Work task
Return the entries below word for word; no images should appear in the copy.

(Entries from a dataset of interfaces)
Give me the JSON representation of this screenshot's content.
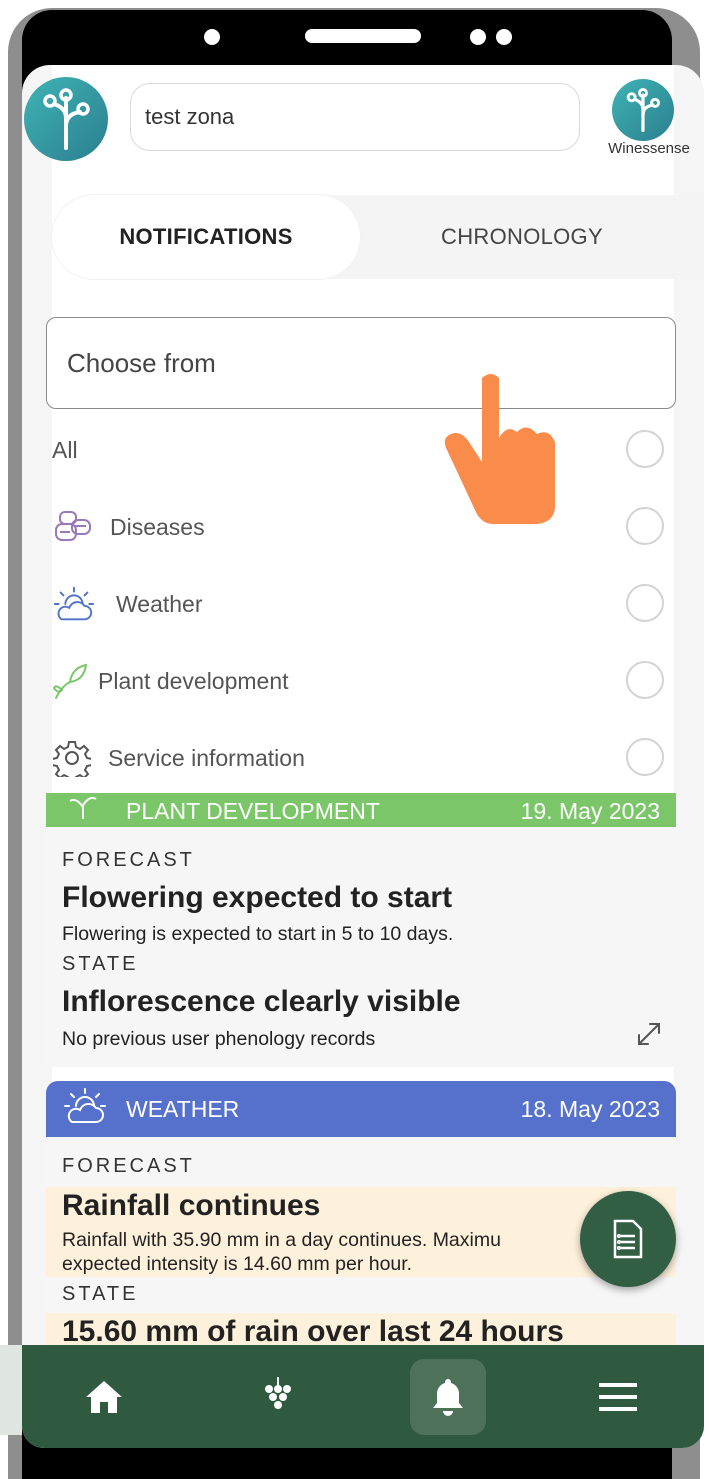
{
  "header": {
    "zone_value": "test zona",
    "brand_label": "Winessense"
  },
  "tabs": [
    {
      "label": "NOTIFICATIONS",
      "active": true
    },
    {
      "label": "CHRONOLOGY",
      "active": false
    }
  ],
  "filter": {
    "placeholder": "Choose from",
    "options": [
      {
        "label": "All",
        "icon": "none"
      },
      {
        "label": "Diseases",
        "icon": "diseases-icon"
      },
      {
        "label": "Weather",
        "icon": "weather-icon"
      },
      {
        "label": "Plant development",
        "icon": "plant-icon"
      },
      {
        "label": "Service information",
        "icon": "gear-icon"
      }
    ]
  },
  "cards": [
    {
      "category": "PLANT DEVELOPMENT",
      "date": "19. May 2023",
      "color": "#7cc66a",
      "forecast_label": "FORECAST",
      "forecast_title": "Flowering expected to start",
      "forecast_text": "Flowering is expected to start in 5 to 10 days.",
      "state_label": "STATE",
      "state_title": "Inflorescence clearly visible",
      "state_text": "No previous user phenology records"
    },
    {
      "category": "WEATHER",
      "date": "18. May 2023",
      "color": "#5671cc",
      "forecast_label": "FORECAST",
      "forecast_title": "Rainfall continues",
      "forecast_text_line1": "Rainfall with 35.90 mm in a day continues. Maximu",
      "forecast_text_line2": "expected intensity is 14.60 mm per hour.",
      "state_label": "STATE",
      "state_title": "15.60 mm of rain over last 24 hours"
    }
  ],
  "bottom_nav": [
    {
      "icon": "home-icon",
      "active": false
    },
    {
      "icon": "grapes-icon",
      "active": false
    },
    {
      "icon": "bell-icon",
      "active": true
    },
    {
      "icon": "menu-icon",
      "active": false
    }
  ],
  "colors": {
    "nav_bg": "#2f5a3f",
    "plant_header": "#7cc66a",
    "weather_header": "#5671cc",
    "pointer_hand": "#f98c4a",
    "logo": "#3fb3b5"
  }
}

Exercise solution
Give me the JSON representation of this screenshot's content.
{
  "header": {
    "zone_value": "test zona",
    "brand_label": "Winessense"
  },
  "tabs": [
    {
      "label": "NOTIFICATIONS",
      "active": true
    },
    {
      "label": "CHRONOLOGY",
      "active": false
    }
  ],
  "filter": {
    "placeholder": "Choose from",
    "options": [
      {
        "label": "All",
        "icon": "none"
      },
      {
        "label": "Diseases",
        "icon": "diseases-icon"
      },
      {
        "label": "Weather",
        "icon": "weather-icon"
      },
      {
        "label": "Plant development",
        "icon": "plant-icon"
      },
      {
        "label": "Service information",
        "icon": "gear-icon"
      }
    ]
  },
  "cards": [
    {
      "category": "PLANT DEVELOPMENT",
      "date": "19. May 2023",
      "color": "#7cc66a",
      "forecast_label": "FORECAST",
      "forecast_title": "Flowering expected to start",
      "forecast_text": "Flowering is expected to start in 5 to 10 days.",
      "state_label": "STATE",
      "state_title": "Inflorescence clearly visible",
      "state_text": "No previous user phenology records"
    },
    {
      "category": "WEATHER",
      "date": "18. May 2023",
      "color": "#5671cc",
      "forecast_label": "FORECAST",
      "forecast_title": "Rainfall continues",
      "forecast_text_line1": "Rainfall with 35.90 mm in a day continues. Maximu",
      "forecast_text_line2": "expected intensity is 14.60 mm per hour.",
      "state_label": "STATE",
      "state_title": "15.60 mm of rain over last 24 hours"
    }
  ],
  "bottom_nav": [
    {
      "icon": "home-icon",
      "active": false
    },
    {
      "icon": "grapes-icon",
      "active": false
    },
    {
      "icon": "bell-icon",
      "active": true
    },
    {
      "icon": "menu-icon",
      "active": false
    }
  ],
  "colors": {
    "nav_bg": "#2f5a3f",
    "plant_header": "#7cc66a",
    "weather_header": "#5671cc",
    "pointer_hand": "#f98c4a",
    "logo": "#3fb3b5"
  }
}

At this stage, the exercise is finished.